Results: A total of 365 patients with SCCHN met the study criteria. Median monthly medical costs were: diagnosis ($2199), treatment ($4161), end-of-life ($6614), and total ($4167). Total medical costs were driven primarily by outpatient costs (23%), inpatient costs (18%), and the cost of radiation therapy (16%). In the treatment segment, median monthly costs were significantly lower in the prebiologic era compared with the postbiologic era ($3301 vs $4381; P = .0024).
Conclusions: Median total costs exceeded $4000 per month for patients with SCCHN, driven primarily by the end-of-life segment. The median monthly costs of the treatment segment increased by approximately $1000 following cetuximab’s approval.
Am J Pharm Benefits. 2017;9(3):-0

Head and neck cancers account for approximately 3% of all cancer diagnoses and 2% of cancer-related deaths in the United States.1 In 2015, an estimated 45,780 Americans were diagnosed with head and neck cancers, of which 90% were of squamous cell histology.1-3

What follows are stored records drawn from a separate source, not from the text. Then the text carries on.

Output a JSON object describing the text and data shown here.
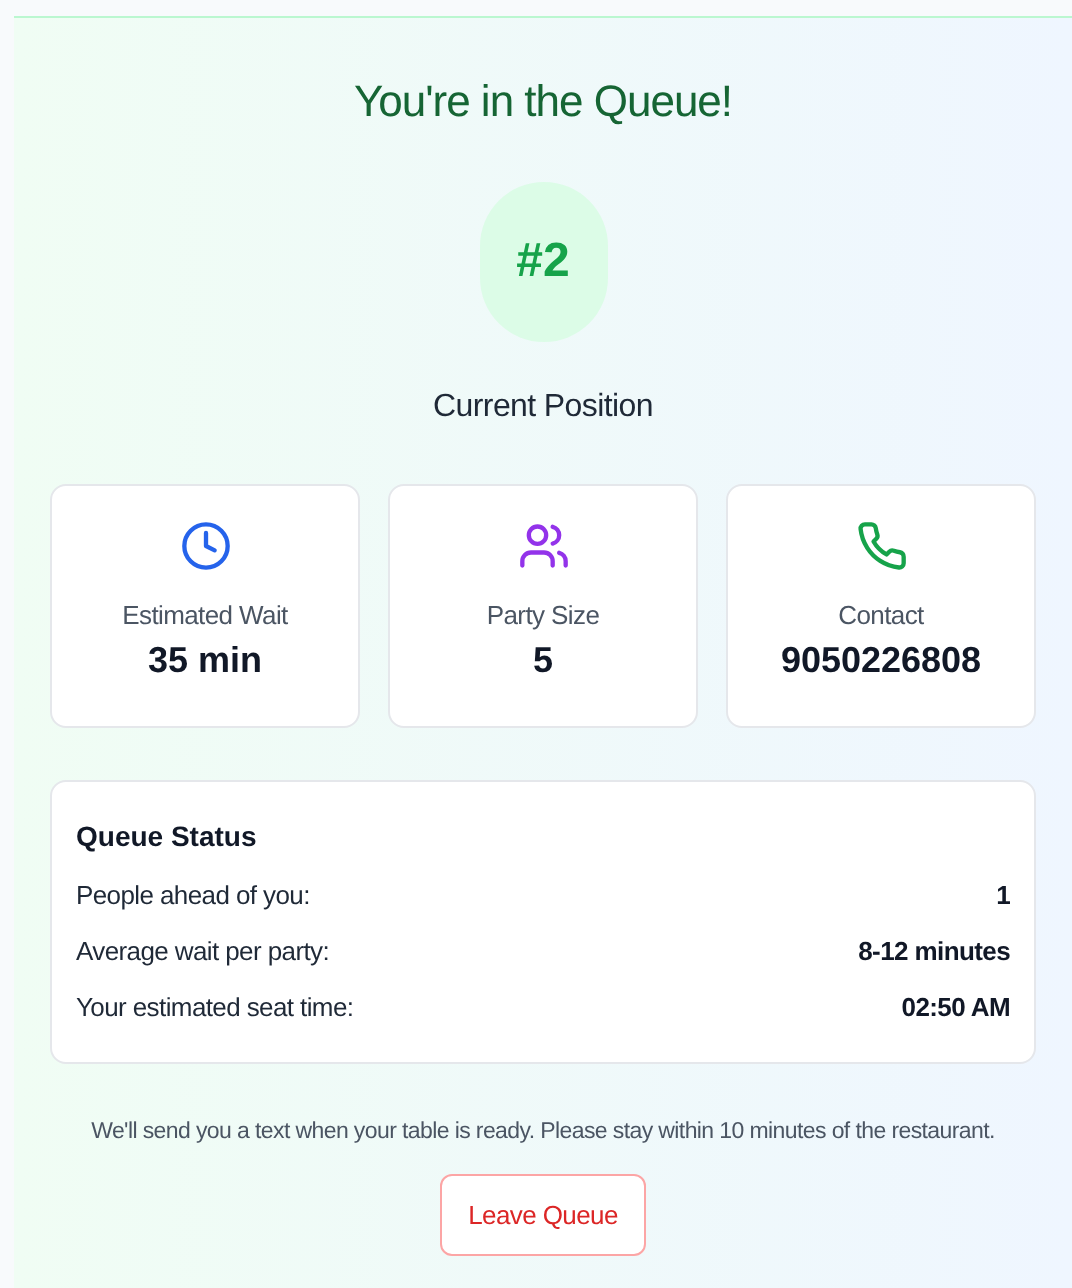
{
  "title": "You're in the Queue!",
  "position": {
    "number": "#2",
    "label": "Current Position"
  },
  "stats": [
    {
      "kind": "clock",
      "label": "Estimated Wait",
      "value": "35 min"
    },
    {
      "kind": "users",
      "label": "Party Size",
      "value": "5"
    },
    {
      "kind": "phone",
      "label": "Contact",
      "value": "9050226808"
    }
  ],
  "queue_status": {
    "title": "Queue Status",
    "rows": [
      {
        "label": "People ahead of you:",
        "value": "1"
      },
      {
        "label": "Average wait per party:",
        "value": "8-12 minutes"
      },
      {
        "label": "Your estimated seat time:",
        "value": "02:50 AM"
      }
    ]
  },
  "note": "We'll send you a text when your table is ready. Please stay within 10 minutes of the restaurant.",
  "buttons": [
    "Leave Queue"
  ]
}
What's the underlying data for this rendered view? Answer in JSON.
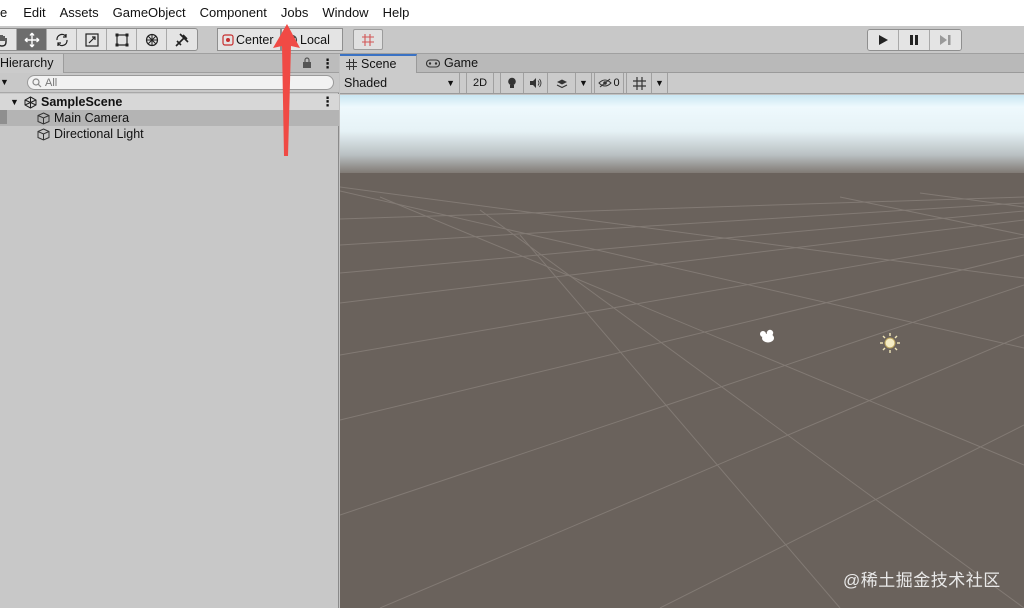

Currently, the estimated 5-year survival rate for all patients diagnosed with squamous cell carcinoma of the head and neck (SCCHN) is 60%. Of those diagnosed with SCCHN, 60% are diagnosed with locally or regionally advanced disease, generally denoting a poorer prognosis.1,4,5

Fortunately, recent data from the American Cancer Society demonstrate a steady annual decrease in SCCHN mortality of approximately 2% for women. Mortality in men has since stabilized.The decrease in mortality is likely attributable to advances in the management of head and neck cancers.1 The National Comprehensive Cancer Network clinical practice guidelines recommend combined modality therapy for patients diagnosed with locally or regionally advanced disease.

Currently, first-line recommendations include combining radiation therapy with chemotherapy (eg, cisplatin) or with biologic therapy.5 Cetuximab is a biologic therapy, an epidermal growth factor receptor inhibitor approved in 2006 for use in patients with locally or regionally advanced SCCHN in combination with radiation therapy.6-8

Second-line options include surgery, radiation (if not previously given), or systemic therapy with various single-agent chemotherapeutic options: cisplatin, carboplatin, docetaxel, cetuximab, or fluorouracil.5

With the rising cost of cancer care in the United States, new therapies must be critically evaluated in regard to their economic value. Multiple factors, including extent of care, advancements in diagnostic capabilities, and increases in cancer prevalence rates, have contributed to this rise in recent years.9-11